The bankruptcy court's ruling granting summary judgment on the Trustee's fraudulent conveyance claim is REVERSED and REMANDED for additional proceedings. Its decision granting summary judgment on the Trustee's equitable subordination claim is AFFIRMED for the reasons stated above. After the hearing on this matter, the Trustee also moved for leave to file a Statement of Additional Authorities. That motion is GRANTED.


[1] The record is unclear whether the transfer occurred on February 13, 1983 or on February 17, 1983. In either case, resolution of this issue is not dispositive on this appeal.

[2] The trustee also argues that § 108(a) of the Code grants him an additional two year extension of time to bring this action. However, by its express terms, this section applies only to actions which the debtor could commence pre-petition. It is therefore inapplicable to the trustee's action under § 544(b), in which the trustee asserts a claim as a putative creditor. See Castlen v. Ohio Valley Nat'l Bank (In re Wilson), 106 B.R. 125, 126 (Bankr.W.D.Ky. 1989).

[3] Neither element under § 546(a) would bar the trustee's action in this case. The trustee was appointed on July 8, 1986 (less than two years before the action was commenced) and the case was not closed or dismissed at the time the action was brought.

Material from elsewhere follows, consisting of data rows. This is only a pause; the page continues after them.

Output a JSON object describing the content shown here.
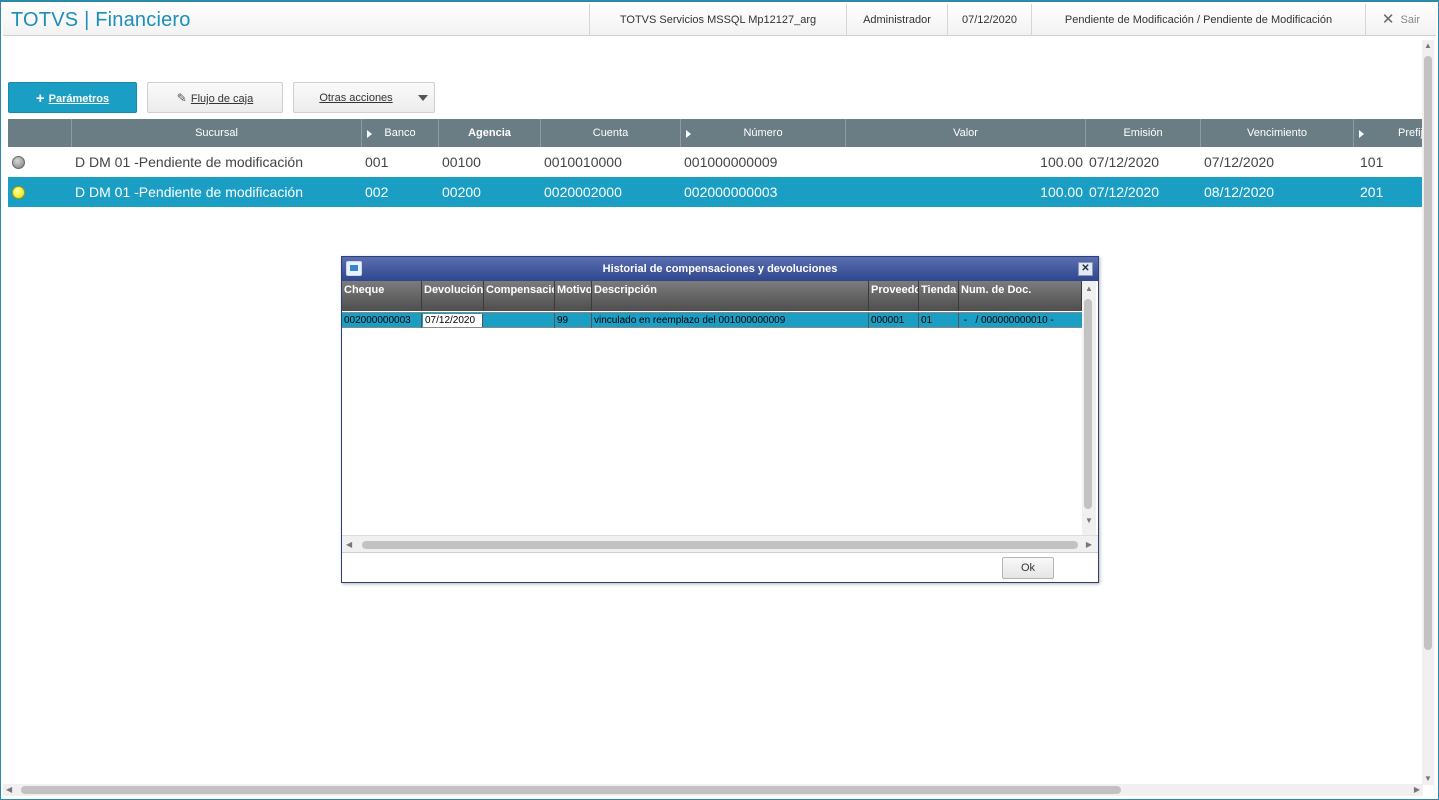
{
  "header": {
    "app_title": "TOTVS | Financiero",
    "environment": "TOTVS Servicios MSSQL Mp12127_arg",
    "user": "Administrador",
    "date": "07/12/2020",
    "context": "Pendiente de Modificación / Pendiente de Modificación",
    "exit_label": "Sair"
  },
  "toolbar": {
    "params_label": "Parámetros",
    "cashflow_label": "Flujo de caja",
    "other_actions_label": "Otras acciones"
  },
  "grid": {
    "columns": [
      "Sucursal",
      "Banco",
      "Agencia",
      "Cuenta",
      "Número",
      "Valor",
      "Emisión",
      "Vencimiento",
      "Prefijo"
    ],
    "rows": [
      {
        "status": "gray",
        "sucursal": "D DM 01 -Pendiente de modificación",
        "banco": "001",
        "agencia": "00100",
        "cuenta": "0010010000",
        "numero": "001000000009",
        "valor": "100.00",
        "emision": "07/12/2020",
        "vencimiento": "07/12/2020",
        "prefijo": "101"
      },
      {
        "status": "yellow",
        "sucursal": "D DM 01 -Pendiente de modificación",
        "banco": "002",
        "agencia": "00200",
        "cuenta": "0020002000",
        "numero": "002000000003",
        "valor": "100.00",
        "emision": "07/12/2020",
        "vencimiento": "08/12/2020",
        "prefijo": "201"
      }
    ]
  },
  "dialog": {
    "title": "Historial de compensaciones y devoluciones",
    "columns": [
      "Cheque",
      "Devolución",
      "Compensación",
      "Motivo",
      "Descripción",
      "Proveedor",
      "Tienda",
      "Num. de Doc."
    ],
    "rows": [
      {
        "cheque": "002000000003",
        "devolucion": "07/12/2020",
        "compensacion": "",
        "motivo": "99",
        "descripcion": "vinculado en reemplazo del 001000000009",
        "proveedor": "000001",
        "tienda": "01",
        "num_doc": " -   / 000000000010 -"
      }
    ],
    "ok_label": "Ok"
  }
}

[4] Defendant Haligas asserts that if I reverse the bankruptcy court's ruling on the statute of limitations question, there are adequate alternative grounds in the record upon which to grant summary judgment. In particular, Haligas argues that there are no material issues of fact as to the absence of a bona fide creditor as of the time of the fraudulent conveyance, that the debtor was not rendered insolvent by the transaction, and that it had no intent to hinder, delay or defraud its creditors. In my opinion, the record reveals disputed issues of fact as to each of these matters, and I therefore remand for further proceedings.

[5] The parties have not cited nor have I located other cases in which the Tenth Circuit has considered the doctrine of equitable subordination.